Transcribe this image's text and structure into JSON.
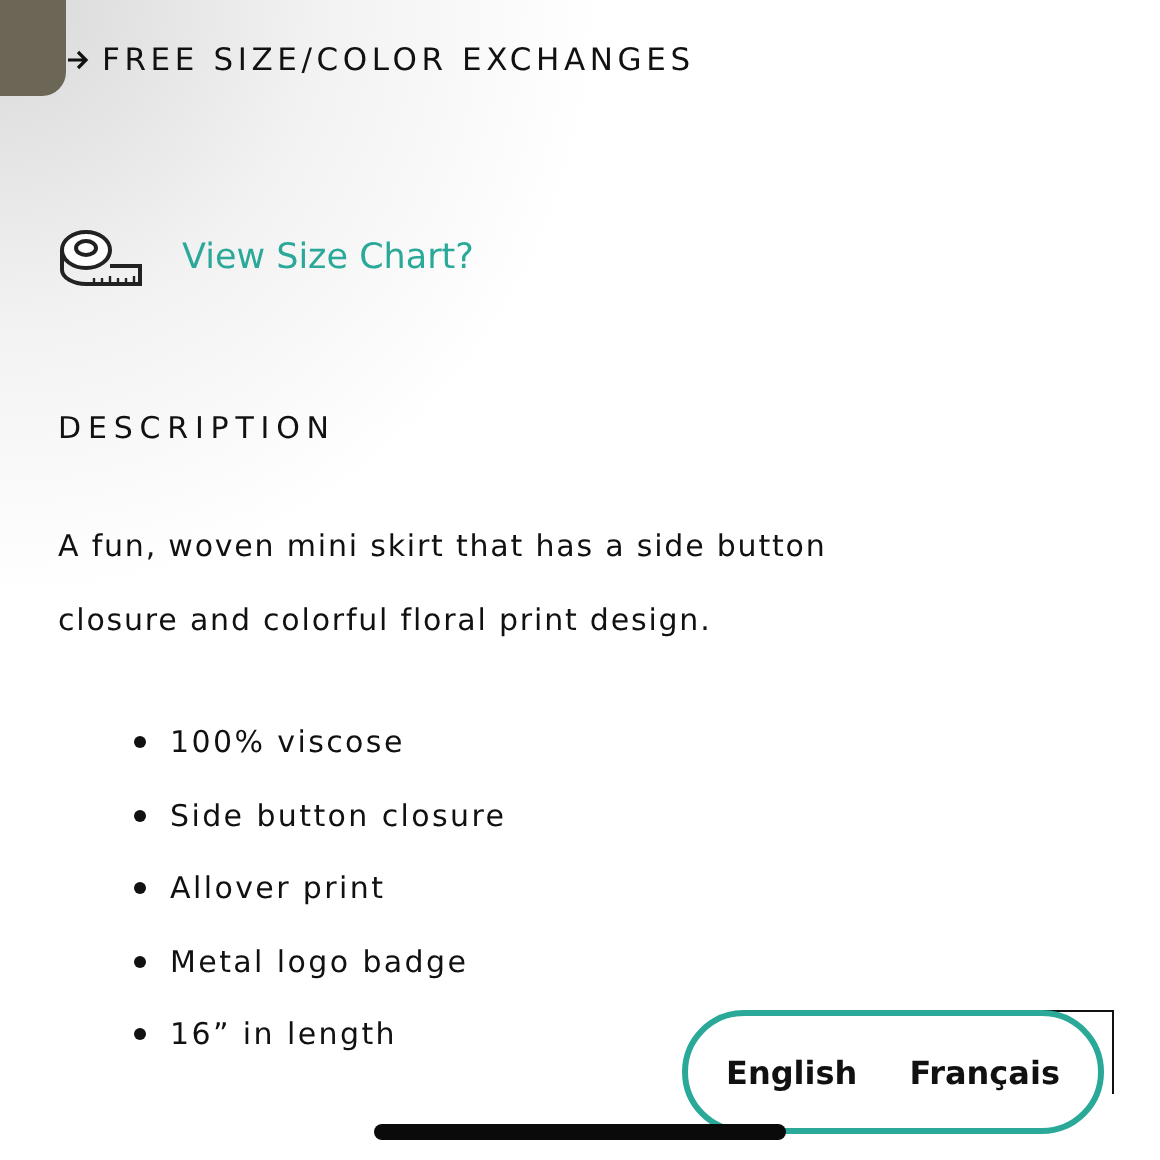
{
  "banner": {
    "text": "FREE SIZE/COLOR EXCHANGES"
  },
  "size_chart": {
    "link": "View Size Chart?"
  },
  "description": {
    "heading": "DESCRIPTION",
    "text": "A fun, woven mini skirt that has a side button closure and colorful floral print design.",
    "features": [
      "100% viscose",
      "Side button closure",
      "Allover print",
      "Metal logo badge",
      "16” in length"
    ]
  },
  "language_toggle": {
    "options": [
      "English",
      "Français"
    ]
  }
}
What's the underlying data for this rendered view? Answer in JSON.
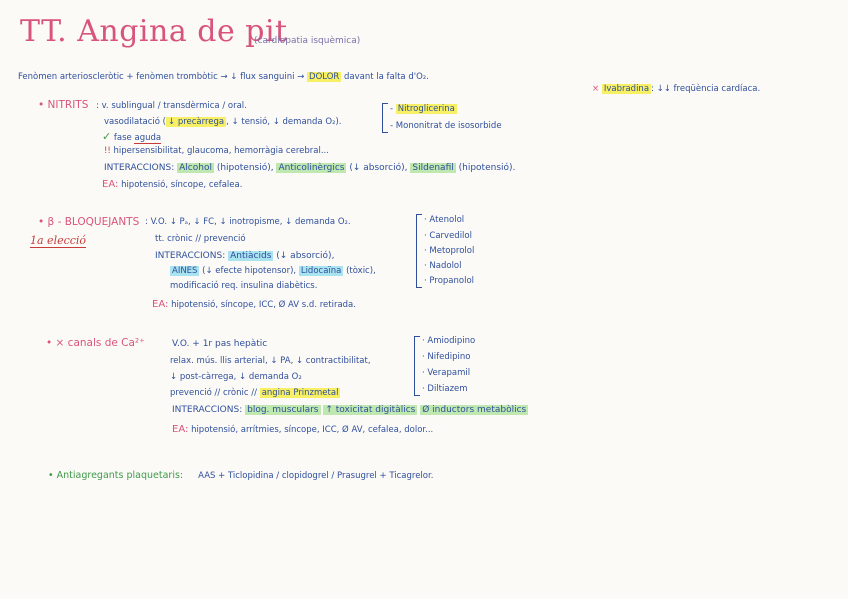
{
  "title": "TT. Angina de pit",
  "subtitle": "(cardiopatia isquèmica)",
  "intro": "Fenòmen arterioscleròtic + fenòmen trombòtic → ↓ flux sanguini → DOLOR davant la falta d'O₂.",
  "intro_parts": {
    "pre": "Fenòmen arterioscleròtic + fenòmen trombòtic → ↓ flux sanguini →",
    "highlight": "DOLOR",
    "post": "davant la falta d'O₂."
  },
  "ivabradina": {
    "bullet": "×",
    "name": "Ivabradina",
    "text": ": ↓↓ freqüència cardíaca."
  },
  "nitrits": {
    "heading": "NITRITS",
    "lines": {
      "l1": ": v. sublingual / transdèrmica / oral.",
      "l2_pre": "vasodilatació (",
      "l2_hl": "↓ precàrrega",
      "l2_post": ", ↓ tensió, ↓ demanda O₂).",
      "l3_check": "✓",
      "l3_pre": "fase",
      "l3_u": "aguda",
      "l4_mark": "!!",
      "l4": "hipersensibilitat, glaucoma, hemorràgia cerebral...",
      "inter_label": "INTERACCIONS:",
      "inter_1": "Alcohol",
      "inter_1b": "(hipotensió),",
      "inter_2": "Anticolinèrgics",
      "inter_2b": "(↓ absorció),",
      "inter_3": "Sildenafil",
      "inter_3b": "(hipotensió).",
      "ea_label": "EA:",
      "ea": "hipotensió, síncope, cefalea."
    },
    "drugs": [
      "Nitroglicerina",
      "Mononitrat de isosorbide"
    ]
  },
  "beta": {
    "heading": "β - BLOQUEJANTS",
    "note": "1a elecció",
    "lines": {
      "l1": ": V.O.   ↓ Pₐ, ↓ FC, ↓ inotropisme, ↓ demanda O₂.",
      "l2": "tt. crònic // prevenció",
      "inter_label": "INTERACCIONS:",
      "inter_1": "Antiàcids",
      "inter_1b": "(↓ absorció),",
      "inter_2": "AINES",
      "inter_2b": "(↓ efecte hipotensor),",
      "inter_3": "Lidocaïna",
      "inter_3b": "(tòxic),",
      "l5": "modificació req. insulina diabètics.",
      "ea_label": "EA:",
      "ea": "hipotensió, síncope, ICC, Ø AV s.d. retirada."
    },
    "drugs": [
      "Atenolol",
      "Carvedilol",
      "Metoprolol",
      "Nadolol",
      "Propanolol"
    ]
  },
  "calcium": {
    "heading": "× canals de Ca²⁺",
    "lines": {
      "l1": "V.O. + 1r pas hepàtic",
      "l2": "relax. mús. llis arterial, ↓ PA, ↓ contractibilitat,",
      "l3": "↓ post-càrrega, ↓ demanda O₂",
      "l4_pre": "prevenció // crònic //",
      "l4_hl": "angina Prinzmetal",
      "inter_label": "INTERACCIONS:",
      "inter_1": "blog. musculars",
      "inter_2": "↑ toxicitat digitàlics",
      "inter_3": "Ø inductors metabòlics",
      "ea_label": "EA:",
      "ea": "hipotensió, arrítmies, síncope, ICC, Ø AV, cefalea, dolor..."
    },
    "drugs": [
      "Amiodipino",
      "Nifedipino",
      "Verapamil",
      "Diltiazem"
    ]
  },
  "antiagregants": {
    "heading": "Antiagregants plaquetaris:",
    "text": "AAS   +   Ticlopidina / clopidogrel / Prasugrel   +   Ticagrelor."
  }
}
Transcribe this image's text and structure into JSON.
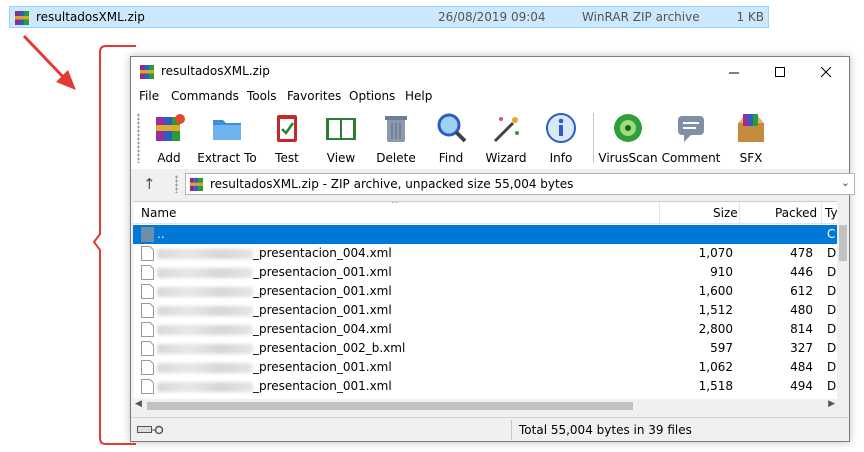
{
  "explorer": {
    "file_name": "resultadosXML.zip",
    "date": "26/08/2019 09:04",
    "type": "WinRAR ZIP archive",
    "size": "1 KB"
  },
  "annotation": {
    "color": "#e53935"
  },
  "window": {
    "title": "resultadosXML.zip",
    "menu": [
      "File",
      "Commands",
      "Tools",
      "Favorites",
      "Options",
      "Help"
    ],
    "toolbar": [
      {
        "label": "Add",
        "icon": "add-books-icon"
      },
      {
        "label": "Extract To",
        "icon": "extract-folder-icon"
      },
      {
        "label": "Test",
        "icon": "test-clipboard-icon"
      },
      {
        "label": "View",
        "icon": "view-book-icon"
      },
      {
        "label": "Delete",
        "icon": "trash-icon"
      },
      {
        "label": "Find",
        "icon": "magnifier-icon"
      },
      {
        "label": "Wizard",
        "icon": "wand-icon"
      },
      {
        "label": "Info",
        "icon": "info-icon"
      },
      {
        "label": "VirusScan",
        "icon": "virus-scan-icon"
      },
      {
        "label": "Comment",
        "icon": "comment-icon"
      },
      {
        "label": "SFX",
        "icon": "sfx-box-icon"
      }
    ],
    "address": "resultadosXML.zip - ZIP archive, unpacked size 55,004 bytes",
    "columns": {
      "name": "Name",
      "size": "Size",
      "packed": "Packed",
      "type": "Ty"
    },
    "parent_row": {
      "name": "..",
      "type": "C"
    },
    "files": [
      {
        "name": "_presentacion_004.xml",
        "size": "1,070",
        "packed": "478",
        "type": "D"
      },
      {
        "name": "_presentacion_001.xml",
        "size": "910",
        "packed": "446",
        "type": "D"
      },
      {
        "name": "_presentacion_001.xml",
        "size": "1,600",
        "packed": "612",
        "type": "D"
      },
      {
        "name": "_presentacion_001.xml",
        "size": "1,512",
        "packed": "480",
        "type": "D"
      },
      {
        "name": "_presentacion_004.xml",
        "size": "2,800",
        "packed": "814",
        "type": "D"
      },
      {
        "name": "_presentacion_002_b.xml",
        "size": "597",
        "packed": "327",
        "type": "D"
      },
      {
        "name": "_presentacion_001.xml",
        "size": "1,062",
        "packed": "484",
        "type": "D"
      },
      {
        "name": "_presentacion_001.xml",
        "size": "1,518",
        "packed": "494",
        "type": "D"
      }
    ],
    "status": "Total 55,004 bytes in 39 files"
  }
}
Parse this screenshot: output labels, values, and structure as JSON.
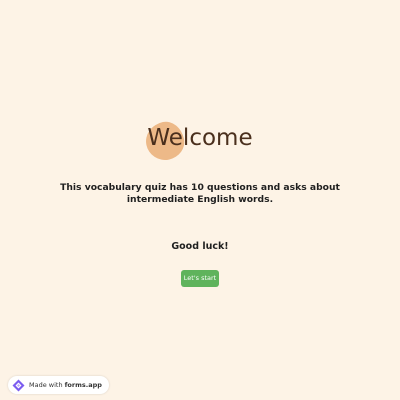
{
  "welcome": {
    "title": "Welcome",
    "description": "This vocabulary quiz has 10 questions and asks about intermediate English words.",
    "closing": "Good luck!",
    "start_label": "Let's start"
  },
  "badge": {
    "prefix": "Made with",
    "brand": "forms.app",
    "icon": "forms-app-logo-icon"
  },
  "colors": {
    "background": "#fdf3e6",
    "accent_blob": "#edb988",
    "button": "#5fb35c",
    "title_text": "#4a2f1d"
  }
}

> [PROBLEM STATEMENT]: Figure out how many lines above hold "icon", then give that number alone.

> [RESULT OF THE TASK]: 12